Monday, January 19, 2015

Why you should charge an outrageous price for your farms production

So I'm going to put a theory out there for you folks to think about.  Here it is:  

Charge an outrageous price for your farms production -- your customers will be happier.  

I know, it seems pretty silly -- how can paying more money make a customer happier, especially when it comes to food.  We live in a culture that has made price the biggest factor that a lot of people choose food by.  

Now I know that everyone here is probably concerned about food quality, more so than most  - and all of you want the animals involved in farming to be treated well at all times, so this isn't a typical audience.  But for most consumers, the choice about their food is mostly about price, and there's a segment of the market... pretty large segment, that considers food that is higher priced to be more satisfying than cheaper food.  Even when it's the same food.  

Seem hard to believe?    Lets take Wine as an example.   There are hundreds of thousands of people who talk at length about wine.  Where it's produced, the production method, the variety of grape, how its crushed... all sorts of stuff. 

but... study after study has shown that the more people pay for wine the more satisfied they are with the wine they purchased.  No matter what the actual qualities of the wine.  'Cheap' wine tastes better when you pay more for it.  

It's a little worse than you think.  I had to laugh at this study that showed that a good number of people actually preferred the taste of dog food vs various pates.   Could it be the expense of the pate makes it tastier, and more satisfying?  I would think so.  Certainly dog food is cheaper -- and since the taste is pretty similar, we can probably save a whole bunch of money at the next cocktail party!

The truth is that wine people really can't tell the difference between wines very well at all, and people are using price as a surrogate for quality.  If it is more expensive, it's better.  

So the next time that you sell something, consider carefully the satisfaction of your customer.  A few more bucks paid might be the difference between just an average chicken and the best chicken they ever ate.  




4 comments:

Bill Gauch said...

That works up to a point.

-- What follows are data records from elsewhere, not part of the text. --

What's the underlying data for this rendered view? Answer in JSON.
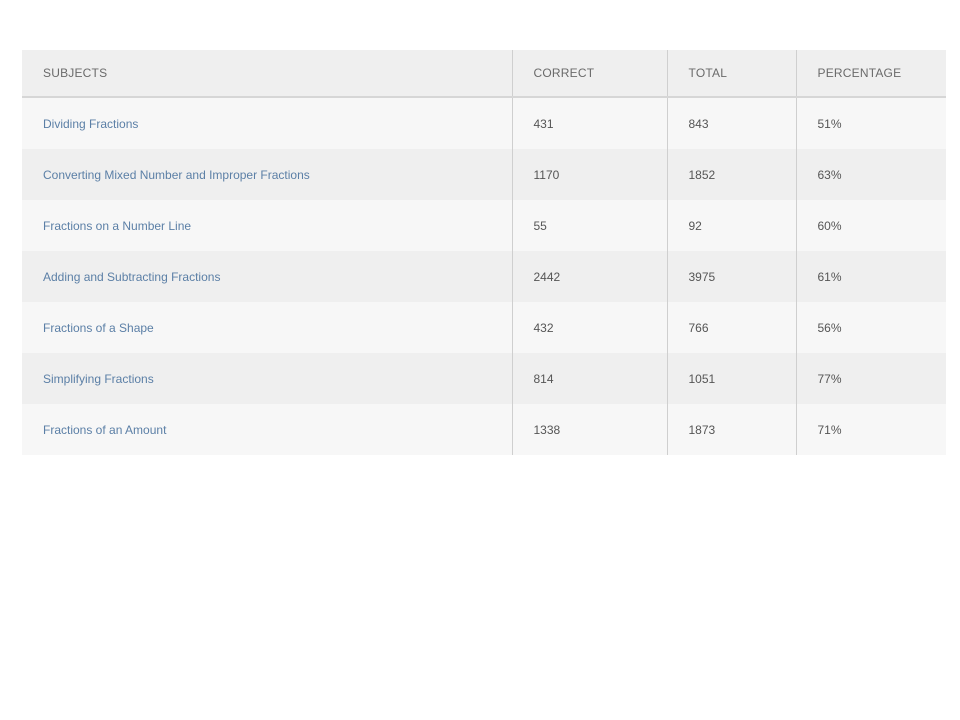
{
  "table": {
    "headers": {
      "subjects": "SUBJECTS",
      "correct": "CORRECT",
      "total": "TOTAL",
      "percentage": "PERCENTAGE"
    },
    "rows": [
      {
        "subject": "Dividing Fractions",
        "correct": "431",
        "total": "843",
        "percentage": "51%"
      },
      {
        "subject": "Converting Mixed Number and Improper Fractions",
        "correct": "1170",
        "total": "1852",
        "percentage": "63%"
      },
      {
        "subject": "Fractions on a Number Line",
        "correct": "55",
        "total": "92",
        "percentage": "60%"
      },
      {
        "subject": "Adding and Subtracting Fractions",
        "correct": "2442",
        "total": "3975",
        "percentage": "61%"
      },
      {
        "subject": "Fractions of a Shape",
        "correct": "432",
        "total": "766",
        "percentage": "56%"
      },
      {
        "subject": "Simplifying Fractions",
        "correct": "814",
        "total": "1051",
        "percentage": "77%"
      },
      {
        "subject": "Fractions of an Amount",
        "correct": "1338",
        "total": "1873",
        "percentage": "71%"
      }
    ]
  },
  "colors": {
    "link": "#5b7fa6",
    "header_bg": "#efefef",
    "row_light": "#f7f7f7",
    "row_dark": "#efefef"
  }
}
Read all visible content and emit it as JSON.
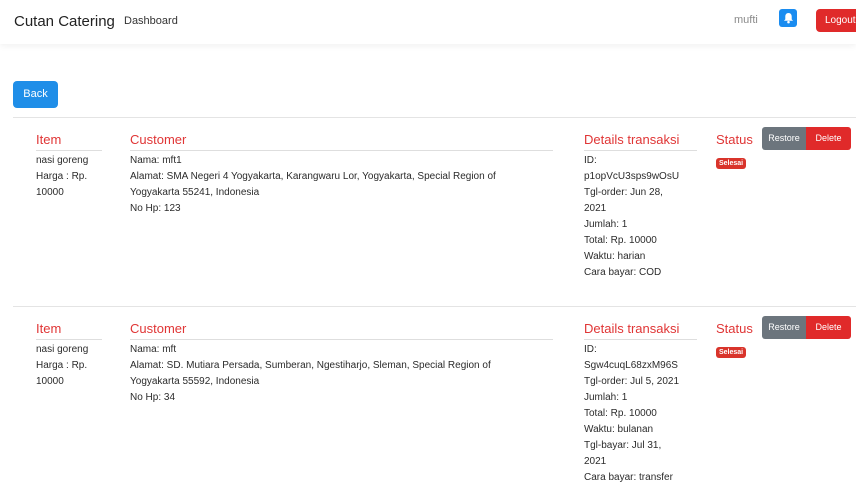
{
  "navbar": {
    "brand": "Cutan Catering",
    "dashboard": "Dashboard",
    "user": "mufti",
    "logout": "Logout"
  },
  "actions": {
    "back": "Back"
  },
  "headers": {
    "item": "Item",
    "customer": "Customer",
    "details": "Details transaksi",
    "status": "Status"
  },
  "buttons": {
    "restore": "Restore",
    "delete": "Delete"
  },
  "orders": [
    {
      "item_name": "nasi goreng",
      "item_price_lines": [
        "Harga : Rp.",
        "10000"
      ],
      "cust_name": "Nama: mft1",
      "cust_address_lines": [
        "Alamat: SMA Negeri 4 Yogyakarta, Karangwaru Lor, Yogyakarta, Special Region of",
        "Yogyakarta 55241, Indonesia"
      ],
      "cust_phone": "No Hp: 123",
      "details": [
        "ID:",
        "p1opVcU3sps9wOsU",
        "Tgl-order: Jun 28,",
        "2021",
        "Jumlah: 1",
        "Total: Rp. 10000",
        "Waktu: harian",
        "Cara bayar: COD"
      ],
      "status": "Selesai"
    },
    {
      "item_name": "nasi goreng",
      "item_price_lines": [
        "Harga : Rp.",
        "10000"
      ],
      "cust_name": "Nama: mft",
      "cust_address_lines": [
        "Alamat: SD. Mutiara Persada, Sumberan, Ngestiharjo, Sleman, Special Region of",
        "Yogyakarta 55592, Indonesia"
      ],
      "cust_phone": "No Hp: 34",
      "details": [
        "ID:",
        "Sgw4cuqL68zxM96S",
        "Tgl-order: Jul 5, 2021",
        "Jumlah: 1",
        "Total: Rp. 10000",
        "Waktu: bulanan",
        "Tgl-bayar: Jul 31,",
        "2021",
        "Cara bayar: transfer"
      ],
      "status": "Selesai"
    }
  ]
}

The strange point is that each individual has a specific point. My wife bought a free-range, certified organic chicken at an upscale farmers market one time. She paid the equivalent of $6/lb. It had a huge layer of fat and almost no flavor. She wanted to buy one of the heritage breed chickens ($9/lb.) the following weekend and I said, "No!" The one she bought wasn't any better than a supermarket brand chicken for $.99/lb. It's also the same reason that I've never bought meat from any of the local small farms. They want me to pay $11/lb. for ground beef, and $28/lb. for tenderloin for grass fed (finished on grain) beef. My price point is obviously quite low.

Steve said...

After reading, Think Like a Freak, we decided we are going to invite friends and family over for a blind tasting. With a brother-in-law growing wine grapes we have become used to expensive wine, but my wife says she can't taste the difference. We're going to find out.

We definitely can taste the difference of grass fed beef and small farm raised pork.

Gold Forest Grains said...

Good article and an accurate theory I would say.

There are certainly some areas where cost is more of an issue than others. In an area with a larger number of competitive farms, the price will certainly matter to consumers because all of the meat is the same (ie grass fed, organic, heritage, whatever)

I was having a discussion today with another local farmer. We were talking about marketing etc. Very important to me to produce farm products that fill a gap in your local food scene...then, as you point out, you can charge a price that makes you and your family a better living.

Nick Keenan said...

Bruce, I've been following the blog for a while and I seem to recall in the past your posting that it's immoral to produce food that isn't affordable.

I think there's a middle ground. A lot of farmers -- not just farmers, small business people in general -- have trouble charging a fair price for their time, effort, talent and expertise. If you do charge a fair price your meat is going to be expensive -- the way any hand-made object is going to be more expensive than a factory-made one.

Some people like to buy hand made things, it makes them happy. Let them.